The Origin: I’ve acquired a fair amount of pins and coins over the years as older members of my family pass away. They all have emotional significance and I wanted to figure out a way to display them as art rather than keeping them hidden in a jewelry box.
The items within the shadowbox are varied, but the idea to display items this way is from Jess Lively’s jewelry display.
1: The Eastern Star pin belonged to my maternal grandmother. She and my aunt were long-time members.
2: A pin from my great grandfather (father’s mother’s father) who graduated from my alma mater in 1907. He was an engineer, and this pin was given to graduates of that college. It features the letters E, M, A, and S for Electrical, Mechanical, Agricultural, and… I’m not sure what the S is for, so guesses are welcome.

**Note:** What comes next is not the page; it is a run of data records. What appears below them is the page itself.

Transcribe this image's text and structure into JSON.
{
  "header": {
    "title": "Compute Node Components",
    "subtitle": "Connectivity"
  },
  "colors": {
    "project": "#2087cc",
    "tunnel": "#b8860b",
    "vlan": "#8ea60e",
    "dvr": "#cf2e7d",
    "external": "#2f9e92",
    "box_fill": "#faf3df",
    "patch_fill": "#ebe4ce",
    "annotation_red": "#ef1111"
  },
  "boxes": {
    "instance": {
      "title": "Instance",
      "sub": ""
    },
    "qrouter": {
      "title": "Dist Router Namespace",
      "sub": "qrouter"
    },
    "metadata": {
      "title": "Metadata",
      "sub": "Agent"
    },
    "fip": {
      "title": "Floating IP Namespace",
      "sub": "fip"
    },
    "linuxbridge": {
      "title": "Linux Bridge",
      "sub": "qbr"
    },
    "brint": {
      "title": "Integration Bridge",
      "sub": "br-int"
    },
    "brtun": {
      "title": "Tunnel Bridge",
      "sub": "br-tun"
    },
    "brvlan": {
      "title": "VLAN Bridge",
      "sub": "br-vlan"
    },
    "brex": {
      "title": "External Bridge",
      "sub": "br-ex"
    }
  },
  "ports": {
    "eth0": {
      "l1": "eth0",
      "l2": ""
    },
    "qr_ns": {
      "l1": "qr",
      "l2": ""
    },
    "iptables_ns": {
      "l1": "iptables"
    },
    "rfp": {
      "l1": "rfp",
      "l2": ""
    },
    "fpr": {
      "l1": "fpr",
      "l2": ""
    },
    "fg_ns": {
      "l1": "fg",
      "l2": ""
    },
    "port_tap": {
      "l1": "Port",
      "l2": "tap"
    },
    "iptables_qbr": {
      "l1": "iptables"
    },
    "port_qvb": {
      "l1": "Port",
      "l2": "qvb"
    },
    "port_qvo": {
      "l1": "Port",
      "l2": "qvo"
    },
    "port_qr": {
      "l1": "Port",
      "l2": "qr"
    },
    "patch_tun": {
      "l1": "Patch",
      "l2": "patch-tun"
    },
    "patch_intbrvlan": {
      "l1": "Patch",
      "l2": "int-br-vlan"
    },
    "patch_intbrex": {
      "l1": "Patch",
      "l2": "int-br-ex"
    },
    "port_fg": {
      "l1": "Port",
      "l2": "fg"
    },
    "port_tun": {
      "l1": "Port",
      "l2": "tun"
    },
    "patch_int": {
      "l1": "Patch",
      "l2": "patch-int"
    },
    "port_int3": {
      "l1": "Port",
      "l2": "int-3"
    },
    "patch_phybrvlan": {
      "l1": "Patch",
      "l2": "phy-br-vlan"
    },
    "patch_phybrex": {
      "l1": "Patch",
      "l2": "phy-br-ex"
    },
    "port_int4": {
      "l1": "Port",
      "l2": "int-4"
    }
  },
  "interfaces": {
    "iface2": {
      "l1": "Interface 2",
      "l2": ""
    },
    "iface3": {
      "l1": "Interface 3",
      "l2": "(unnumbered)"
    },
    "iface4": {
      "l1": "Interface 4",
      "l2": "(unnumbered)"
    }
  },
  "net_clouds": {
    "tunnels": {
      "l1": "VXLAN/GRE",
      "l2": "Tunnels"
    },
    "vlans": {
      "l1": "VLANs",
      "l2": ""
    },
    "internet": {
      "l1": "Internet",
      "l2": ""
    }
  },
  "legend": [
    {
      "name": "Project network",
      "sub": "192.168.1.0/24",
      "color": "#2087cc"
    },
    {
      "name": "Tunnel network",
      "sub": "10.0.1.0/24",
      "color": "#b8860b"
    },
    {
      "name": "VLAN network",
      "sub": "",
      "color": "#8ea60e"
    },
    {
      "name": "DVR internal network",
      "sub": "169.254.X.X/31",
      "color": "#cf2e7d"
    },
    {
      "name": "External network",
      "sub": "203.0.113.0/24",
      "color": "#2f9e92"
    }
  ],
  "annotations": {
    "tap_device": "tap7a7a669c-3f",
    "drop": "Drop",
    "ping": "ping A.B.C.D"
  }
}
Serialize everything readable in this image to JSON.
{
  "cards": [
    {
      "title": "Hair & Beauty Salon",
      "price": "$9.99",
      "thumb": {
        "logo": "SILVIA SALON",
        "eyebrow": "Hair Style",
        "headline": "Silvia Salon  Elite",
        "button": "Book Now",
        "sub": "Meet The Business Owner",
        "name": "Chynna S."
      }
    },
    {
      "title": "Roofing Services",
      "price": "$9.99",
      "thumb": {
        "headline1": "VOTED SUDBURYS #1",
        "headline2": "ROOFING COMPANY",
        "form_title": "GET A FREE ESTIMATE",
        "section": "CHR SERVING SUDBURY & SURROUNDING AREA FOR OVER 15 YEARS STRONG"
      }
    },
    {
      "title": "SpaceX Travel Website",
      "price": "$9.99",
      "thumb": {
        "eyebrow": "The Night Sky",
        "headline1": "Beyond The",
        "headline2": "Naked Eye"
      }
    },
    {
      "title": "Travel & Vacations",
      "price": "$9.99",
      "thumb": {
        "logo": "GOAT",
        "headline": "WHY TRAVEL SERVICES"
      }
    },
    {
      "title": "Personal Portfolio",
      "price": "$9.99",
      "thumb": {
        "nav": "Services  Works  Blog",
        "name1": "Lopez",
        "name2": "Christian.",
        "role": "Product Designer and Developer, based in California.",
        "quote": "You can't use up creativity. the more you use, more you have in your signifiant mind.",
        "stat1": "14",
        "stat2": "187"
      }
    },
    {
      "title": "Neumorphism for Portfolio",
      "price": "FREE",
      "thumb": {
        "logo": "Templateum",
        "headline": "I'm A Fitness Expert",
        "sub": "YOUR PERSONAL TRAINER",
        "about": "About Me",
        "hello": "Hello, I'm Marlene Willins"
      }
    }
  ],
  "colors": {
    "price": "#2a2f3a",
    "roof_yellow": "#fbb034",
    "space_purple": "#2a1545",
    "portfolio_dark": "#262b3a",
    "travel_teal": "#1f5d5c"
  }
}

3: This dragonfly hairpin was purchased for me by my aunt when we were in Boston for my great aunt Alice’s 100th birthday party in 1999.
4: Another pin from my maternal grandmother’s collection.
5: My great uncle Bob, brother of my paternal grandmother, donated blood every time he was eligible for the majority of his adult life. When he passed away in 2005 the Red Cross presented us with a beautiful tribute. This particular pin marks him as a 9 gallon donor (!!!).
6: A University of Illinois lapel pin from my great grandfather.
7: A flower pin that made it’s way to me via my great uncle Bob. It likely belonged to his sister, Jan.
8: A bus token from the Chicago & Calumet District Transit Company – the local bus company in Hammond, Indiana, where my maternal grandmother spent part of her youth.
9: Another flower that made its way to me via my great uncle Bob.
10: A token from the Chicago Surface Lines – the streetcar predecessors to today’s Chicago Transit Authority. This token was likely acquired on a trip my paternal grandmother and her siblings, Jan and Bob, took from their Hammond home to Chicago.
Read the rest of the series here.